**ASSIGNMENT:** The records follow. Filter them to the lines that hold "battery".

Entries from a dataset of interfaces
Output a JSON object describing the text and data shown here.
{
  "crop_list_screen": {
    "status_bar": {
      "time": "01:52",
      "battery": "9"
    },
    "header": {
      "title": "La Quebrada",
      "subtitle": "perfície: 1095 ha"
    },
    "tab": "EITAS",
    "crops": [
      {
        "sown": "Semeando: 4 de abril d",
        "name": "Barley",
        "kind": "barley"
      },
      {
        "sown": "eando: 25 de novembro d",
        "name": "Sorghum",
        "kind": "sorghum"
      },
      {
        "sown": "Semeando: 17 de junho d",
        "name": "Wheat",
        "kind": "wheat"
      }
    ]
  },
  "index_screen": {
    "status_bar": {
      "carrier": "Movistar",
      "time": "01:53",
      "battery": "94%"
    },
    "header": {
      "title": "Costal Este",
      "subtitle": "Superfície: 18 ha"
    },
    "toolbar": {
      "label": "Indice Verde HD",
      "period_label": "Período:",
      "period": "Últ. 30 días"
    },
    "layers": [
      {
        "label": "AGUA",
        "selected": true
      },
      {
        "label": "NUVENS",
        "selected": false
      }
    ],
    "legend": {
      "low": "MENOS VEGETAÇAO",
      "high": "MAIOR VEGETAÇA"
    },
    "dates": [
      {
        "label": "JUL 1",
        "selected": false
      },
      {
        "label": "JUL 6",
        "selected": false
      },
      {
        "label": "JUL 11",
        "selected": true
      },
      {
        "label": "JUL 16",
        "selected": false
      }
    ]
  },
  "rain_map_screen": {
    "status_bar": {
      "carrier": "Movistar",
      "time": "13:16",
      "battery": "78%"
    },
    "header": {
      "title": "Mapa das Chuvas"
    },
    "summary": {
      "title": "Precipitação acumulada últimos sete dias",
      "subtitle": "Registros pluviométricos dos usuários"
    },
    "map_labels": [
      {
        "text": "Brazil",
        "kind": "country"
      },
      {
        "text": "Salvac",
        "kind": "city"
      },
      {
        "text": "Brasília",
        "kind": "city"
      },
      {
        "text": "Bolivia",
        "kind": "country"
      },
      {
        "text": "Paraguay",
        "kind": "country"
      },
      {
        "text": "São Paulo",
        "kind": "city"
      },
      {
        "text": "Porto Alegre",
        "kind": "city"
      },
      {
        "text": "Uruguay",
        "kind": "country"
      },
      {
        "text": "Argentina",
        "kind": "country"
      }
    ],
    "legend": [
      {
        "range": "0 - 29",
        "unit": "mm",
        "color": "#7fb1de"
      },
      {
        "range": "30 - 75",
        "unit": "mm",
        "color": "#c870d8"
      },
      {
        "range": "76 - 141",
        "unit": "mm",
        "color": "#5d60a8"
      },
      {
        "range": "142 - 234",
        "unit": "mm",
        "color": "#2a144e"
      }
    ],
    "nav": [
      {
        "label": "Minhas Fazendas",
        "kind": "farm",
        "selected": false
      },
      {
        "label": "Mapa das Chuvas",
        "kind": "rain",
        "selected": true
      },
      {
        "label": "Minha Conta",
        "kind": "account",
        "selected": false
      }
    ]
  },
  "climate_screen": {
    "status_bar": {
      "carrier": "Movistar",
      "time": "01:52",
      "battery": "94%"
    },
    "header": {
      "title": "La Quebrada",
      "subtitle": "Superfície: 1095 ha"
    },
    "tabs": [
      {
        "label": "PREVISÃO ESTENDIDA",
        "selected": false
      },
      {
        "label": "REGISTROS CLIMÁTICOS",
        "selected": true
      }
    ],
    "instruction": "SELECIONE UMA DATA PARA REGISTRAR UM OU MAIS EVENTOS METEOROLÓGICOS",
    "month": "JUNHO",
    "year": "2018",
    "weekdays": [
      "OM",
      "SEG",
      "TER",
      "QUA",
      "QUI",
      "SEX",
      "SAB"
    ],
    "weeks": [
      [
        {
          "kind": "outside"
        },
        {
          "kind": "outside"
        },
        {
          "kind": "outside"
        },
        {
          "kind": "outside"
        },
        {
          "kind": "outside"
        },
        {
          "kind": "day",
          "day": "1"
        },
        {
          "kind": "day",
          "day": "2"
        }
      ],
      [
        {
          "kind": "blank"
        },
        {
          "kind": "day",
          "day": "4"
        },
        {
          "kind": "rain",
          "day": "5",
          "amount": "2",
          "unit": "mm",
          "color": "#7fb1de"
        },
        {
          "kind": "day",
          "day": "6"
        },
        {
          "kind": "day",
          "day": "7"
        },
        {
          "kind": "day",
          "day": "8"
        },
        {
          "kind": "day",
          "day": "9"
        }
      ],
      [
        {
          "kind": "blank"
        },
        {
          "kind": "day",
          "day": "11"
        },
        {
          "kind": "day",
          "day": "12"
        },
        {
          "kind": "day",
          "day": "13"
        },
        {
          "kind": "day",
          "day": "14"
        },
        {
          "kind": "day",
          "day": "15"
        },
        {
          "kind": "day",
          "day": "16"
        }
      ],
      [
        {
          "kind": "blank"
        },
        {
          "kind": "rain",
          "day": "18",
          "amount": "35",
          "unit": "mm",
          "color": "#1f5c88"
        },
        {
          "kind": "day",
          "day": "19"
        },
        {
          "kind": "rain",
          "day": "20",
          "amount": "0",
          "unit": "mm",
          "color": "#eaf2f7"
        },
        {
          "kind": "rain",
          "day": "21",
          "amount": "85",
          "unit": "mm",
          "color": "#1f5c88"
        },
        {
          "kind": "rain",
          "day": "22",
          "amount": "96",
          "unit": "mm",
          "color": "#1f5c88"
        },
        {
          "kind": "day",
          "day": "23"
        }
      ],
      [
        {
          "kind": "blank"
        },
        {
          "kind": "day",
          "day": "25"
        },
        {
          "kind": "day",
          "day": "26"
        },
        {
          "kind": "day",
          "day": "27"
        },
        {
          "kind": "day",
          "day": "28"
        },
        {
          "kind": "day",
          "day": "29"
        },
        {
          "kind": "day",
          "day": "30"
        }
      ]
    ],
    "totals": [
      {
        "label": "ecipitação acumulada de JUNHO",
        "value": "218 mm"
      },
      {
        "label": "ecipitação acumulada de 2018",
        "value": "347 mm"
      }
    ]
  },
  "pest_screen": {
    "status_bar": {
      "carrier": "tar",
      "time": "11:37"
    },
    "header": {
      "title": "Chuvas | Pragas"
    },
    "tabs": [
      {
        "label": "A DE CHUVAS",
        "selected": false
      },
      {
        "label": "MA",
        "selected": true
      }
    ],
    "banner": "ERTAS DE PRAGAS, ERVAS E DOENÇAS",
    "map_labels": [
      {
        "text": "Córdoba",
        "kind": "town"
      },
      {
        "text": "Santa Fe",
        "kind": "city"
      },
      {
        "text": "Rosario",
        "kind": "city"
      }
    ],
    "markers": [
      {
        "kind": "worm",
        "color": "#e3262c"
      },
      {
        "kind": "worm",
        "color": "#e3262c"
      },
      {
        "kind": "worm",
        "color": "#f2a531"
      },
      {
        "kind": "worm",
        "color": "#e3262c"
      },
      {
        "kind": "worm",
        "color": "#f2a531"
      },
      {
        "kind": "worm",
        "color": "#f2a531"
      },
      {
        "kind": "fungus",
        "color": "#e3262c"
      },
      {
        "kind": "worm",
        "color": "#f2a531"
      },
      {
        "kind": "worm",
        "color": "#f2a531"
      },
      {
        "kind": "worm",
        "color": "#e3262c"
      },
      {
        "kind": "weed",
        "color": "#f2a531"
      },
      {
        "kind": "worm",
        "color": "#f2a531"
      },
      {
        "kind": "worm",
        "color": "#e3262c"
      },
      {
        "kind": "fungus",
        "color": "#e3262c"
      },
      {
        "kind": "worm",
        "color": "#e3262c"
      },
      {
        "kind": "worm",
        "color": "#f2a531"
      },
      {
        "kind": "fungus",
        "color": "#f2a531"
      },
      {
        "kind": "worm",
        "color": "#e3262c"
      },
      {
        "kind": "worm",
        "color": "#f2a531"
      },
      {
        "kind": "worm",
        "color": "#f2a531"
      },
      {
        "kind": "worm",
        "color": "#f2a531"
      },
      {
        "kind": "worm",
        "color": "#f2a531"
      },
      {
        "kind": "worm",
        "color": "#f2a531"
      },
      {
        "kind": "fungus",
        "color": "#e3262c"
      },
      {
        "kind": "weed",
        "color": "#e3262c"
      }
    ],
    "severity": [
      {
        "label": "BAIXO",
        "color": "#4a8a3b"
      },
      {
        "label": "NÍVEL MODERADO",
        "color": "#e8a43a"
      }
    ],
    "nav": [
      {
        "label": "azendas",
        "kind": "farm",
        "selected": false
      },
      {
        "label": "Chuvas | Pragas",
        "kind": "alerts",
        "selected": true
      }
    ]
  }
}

**EXERCISE SOLUTION:**
      "battery": "9"
      "battery": "94%"
      "battery": "78%"
      "battery": "94%"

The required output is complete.